Governments often don’t understand the bottom line of the industries they regulate; they need the reality to talk to people on the ground. And when they arbitrate between competing stakeholders, their decisions are shaped by who is on their side.
Politicians often argue that lobbying is going to happen anyway, so there’s little harm in demanding donations from those who bid their time. They argue that as long as they raise small amounts of money from many different players, there really isn’t a problem. And they claim it’s a better way to fund election campaigns than using public funds.
Those who disagree argue that the logic of “paying for access” is that people who pay more get better access. The risk, they say, is that big business gets a louder voice than smaller businesses, communities and ordinary people.
Not so diverse
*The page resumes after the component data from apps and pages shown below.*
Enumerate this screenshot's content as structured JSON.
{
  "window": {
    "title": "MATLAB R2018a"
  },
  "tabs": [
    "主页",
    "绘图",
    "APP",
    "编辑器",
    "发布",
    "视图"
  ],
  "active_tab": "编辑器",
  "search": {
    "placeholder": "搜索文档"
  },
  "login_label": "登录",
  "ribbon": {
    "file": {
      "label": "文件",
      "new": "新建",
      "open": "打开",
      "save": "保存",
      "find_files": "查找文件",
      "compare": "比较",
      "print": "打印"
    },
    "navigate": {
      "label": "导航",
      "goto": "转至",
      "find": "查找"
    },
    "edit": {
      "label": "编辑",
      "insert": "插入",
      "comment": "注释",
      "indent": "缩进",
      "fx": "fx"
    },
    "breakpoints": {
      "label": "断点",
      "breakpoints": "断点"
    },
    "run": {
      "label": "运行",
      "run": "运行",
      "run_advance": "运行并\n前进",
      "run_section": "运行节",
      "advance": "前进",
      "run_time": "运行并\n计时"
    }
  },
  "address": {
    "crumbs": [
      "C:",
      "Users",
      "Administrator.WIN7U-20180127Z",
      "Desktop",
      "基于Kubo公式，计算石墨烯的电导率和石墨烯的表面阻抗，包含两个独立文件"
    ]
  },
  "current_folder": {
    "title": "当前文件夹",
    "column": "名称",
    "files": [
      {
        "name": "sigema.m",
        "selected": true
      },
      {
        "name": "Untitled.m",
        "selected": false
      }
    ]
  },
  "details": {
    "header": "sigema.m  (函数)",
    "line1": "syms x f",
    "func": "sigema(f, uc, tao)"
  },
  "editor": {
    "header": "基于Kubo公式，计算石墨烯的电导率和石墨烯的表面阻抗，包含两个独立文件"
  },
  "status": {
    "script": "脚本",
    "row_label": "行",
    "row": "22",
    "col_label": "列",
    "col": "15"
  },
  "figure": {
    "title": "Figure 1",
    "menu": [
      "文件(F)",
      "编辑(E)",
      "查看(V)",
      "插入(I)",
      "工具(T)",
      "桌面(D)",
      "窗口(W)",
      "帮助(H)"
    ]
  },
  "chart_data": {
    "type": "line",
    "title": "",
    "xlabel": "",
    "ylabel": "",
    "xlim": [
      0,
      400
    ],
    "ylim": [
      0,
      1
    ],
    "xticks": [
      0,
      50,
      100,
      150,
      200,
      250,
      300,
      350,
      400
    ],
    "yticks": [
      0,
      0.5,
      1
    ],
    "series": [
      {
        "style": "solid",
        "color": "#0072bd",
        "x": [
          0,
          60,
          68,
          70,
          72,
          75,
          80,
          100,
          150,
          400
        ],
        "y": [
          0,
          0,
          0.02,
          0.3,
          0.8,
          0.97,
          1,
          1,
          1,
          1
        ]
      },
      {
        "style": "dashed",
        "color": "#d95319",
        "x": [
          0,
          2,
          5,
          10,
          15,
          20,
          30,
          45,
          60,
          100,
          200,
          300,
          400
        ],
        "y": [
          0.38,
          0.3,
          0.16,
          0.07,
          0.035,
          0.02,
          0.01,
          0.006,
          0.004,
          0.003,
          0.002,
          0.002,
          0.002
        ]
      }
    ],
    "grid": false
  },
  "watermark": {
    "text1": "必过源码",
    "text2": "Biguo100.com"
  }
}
More worryingly, it’s not clear if access is the only problem. Our political donation disclosure regime is so opaque that we don’t really know who pays how much and what they get in return.
But efforts by players to hide the donations suggest we should be wary. The Liberal Party holds its donors closer to its chest than the Labor Party, so consider this graph of Liberal Party revenue over the past decade.
The gap between the first two lines is money that we know nothing about. The laws state that only donations over AU$13,200 must be disclosed, but since the major parties have seven state and territory branches as well as a federal branch, a large donation of, say, A$100,000 can easily be hidden by breaking it up into smaller pieces and giving a part to each branch.
Second, we have the difference between the “Other revenue” line and the “Grants” line. Little information is made public about these payments, but it is supposed to be money the parties receive and not from donations.
Close examination reveals that companies make payments in this category which are numerous multiple greater than their declared donations.
For the past ten years, for example, ANZ Bank has publicly stated that it gives the same donation to each political camp – 50,000 to 100,000 Australian dollars each year. But, in election years, he increases the donation to the Liberals to 150,000 Australian dollars.
But, ‘Other Receipts’ shows the total was up to nine times more than ANZ’s reported donations. This money flowed much more strongly to the Liberal Party and peaked (nearly doubled) in years when crucial decisions were made regarding financial sector reforms.
These payments may be completely legitimate, but based on the information made public, we cannot really say.
Even the reported donations that appear in the lower (blue) line of the chart above are not transparent. Many of the largest donors listed are fictitious organizations, such as the Free Enterprise Foundation, which receive payments from companies and then funnel that money to unnamed political parties, effectively laundering the donations.
Lack of transparency
This lack of transparency makes it difficult to speak with certainty about the impact of monetary policy on government decisions. But looking at the trend lines, we can see worrying signs that suggest donations are being used to appease and punish governments for their decisions.
The Rudd government, for example, received A$85 million on the eve of its first election victory, when companies were keen to be in their good books. But donations dipped to just A$22 million in the 2009-10 financial year. A drop in non-election years is normal, but this drop was extreme and did not resonate with the Coalition.
Interestingly, the drop occurred while Labor was still flying high in the polls and before the Rudd/Gillard splits began; it was then that Labor sought to implement changes to the WorkChoices Industrial Relations Act, banking sector reform and the mining tax.
It was at the end of this same period that then Treasurer Wayne Swan published his famous essay in The Monthly, The 0.01%: The growing influence of vested interests in Australia. He argued that corporate elites were devoting their considerable wealth to attempting to subvert the political process and that “the growing power of vested interests is undermining our equality and threatening our democracy”.
It is clear that having a close relationship with government is an important element of business success in Australia, but the precise role of political donations in this relationship is opaque.
The one thing we know for sure is that in this election campaign millions of dollars change hands, the relationships created by these donations matter and we don’t know as much as we should about political donations .
See the other articles in the series.